EXERCISE INSTRUCTIONS: Across the entries below, the lines containing "JSON" should be counted and only their number returned.

DATA LISTING:
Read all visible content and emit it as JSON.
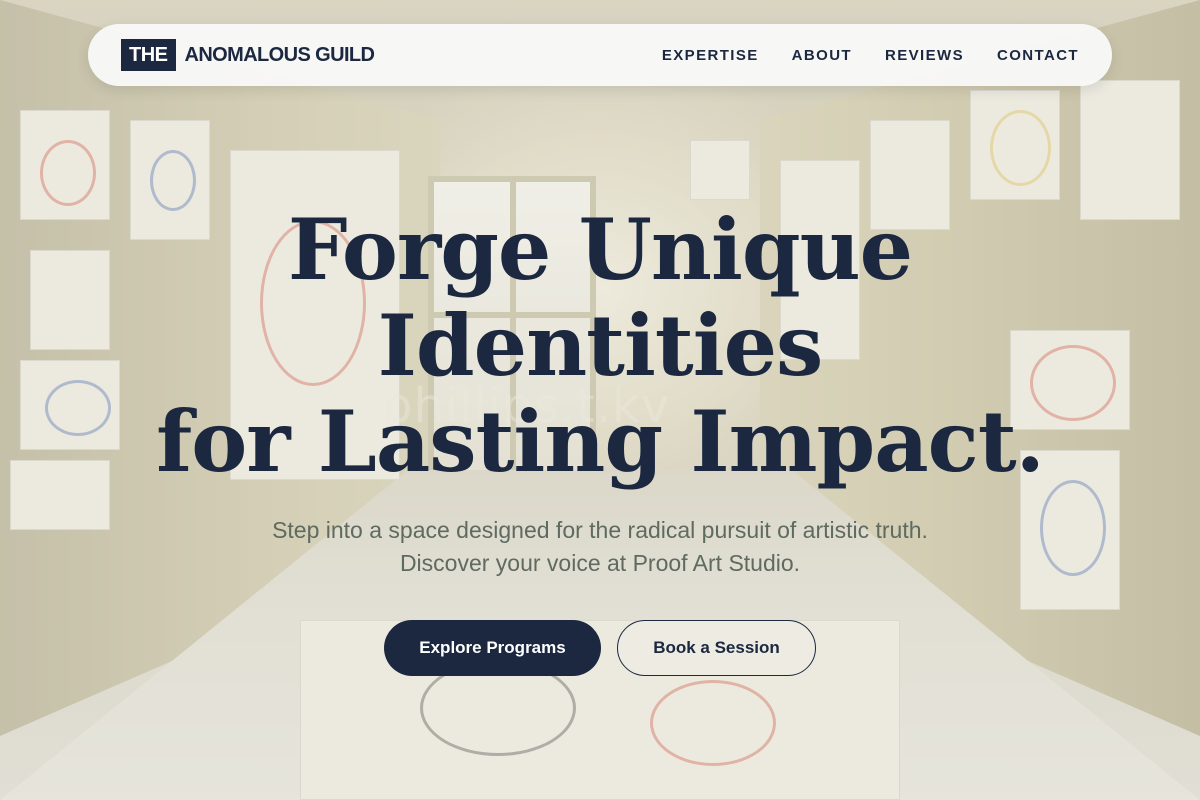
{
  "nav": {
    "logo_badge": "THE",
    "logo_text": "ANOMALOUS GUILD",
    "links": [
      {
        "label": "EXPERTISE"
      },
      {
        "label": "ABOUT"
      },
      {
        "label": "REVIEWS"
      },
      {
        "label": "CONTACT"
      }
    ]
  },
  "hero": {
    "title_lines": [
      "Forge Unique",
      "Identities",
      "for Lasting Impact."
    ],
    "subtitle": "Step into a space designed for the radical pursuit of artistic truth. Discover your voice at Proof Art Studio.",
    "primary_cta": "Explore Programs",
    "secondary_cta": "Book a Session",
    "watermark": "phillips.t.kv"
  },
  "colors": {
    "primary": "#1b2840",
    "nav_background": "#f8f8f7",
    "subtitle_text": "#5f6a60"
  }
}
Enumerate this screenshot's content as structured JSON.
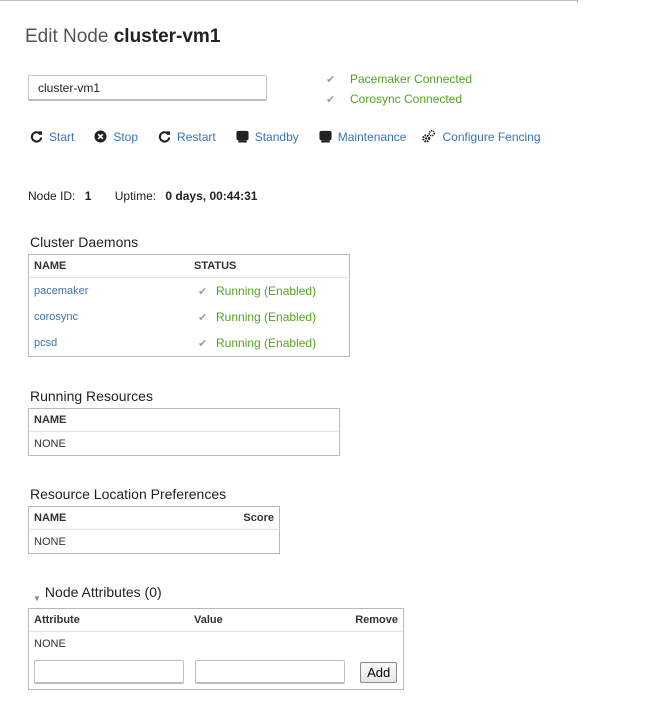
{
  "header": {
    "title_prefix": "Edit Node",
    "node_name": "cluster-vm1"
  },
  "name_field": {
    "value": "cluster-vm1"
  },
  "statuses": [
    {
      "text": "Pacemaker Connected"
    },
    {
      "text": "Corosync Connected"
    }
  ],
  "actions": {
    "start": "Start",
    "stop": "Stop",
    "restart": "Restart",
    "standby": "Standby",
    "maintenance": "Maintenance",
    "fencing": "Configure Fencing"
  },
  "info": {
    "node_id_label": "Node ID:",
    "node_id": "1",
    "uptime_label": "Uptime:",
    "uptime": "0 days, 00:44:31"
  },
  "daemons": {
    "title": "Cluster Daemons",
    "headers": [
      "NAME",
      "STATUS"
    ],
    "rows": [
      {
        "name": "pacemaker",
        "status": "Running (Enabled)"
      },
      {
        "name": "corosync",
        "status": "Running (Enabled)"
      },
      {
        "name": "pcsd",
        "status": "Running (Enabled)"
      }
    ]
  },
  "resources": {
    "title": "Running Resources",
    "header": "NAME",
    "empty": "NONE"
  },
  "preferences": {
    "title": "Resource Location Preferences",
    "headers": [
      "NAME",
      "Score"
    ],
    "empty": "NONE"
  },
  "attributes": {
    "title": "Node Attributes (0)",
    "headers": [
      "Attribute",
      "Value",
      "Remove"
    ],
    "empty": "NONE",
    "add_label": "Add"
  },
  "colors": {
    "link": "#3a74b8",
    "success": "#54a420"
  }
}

EXERCISE ANSWER: 2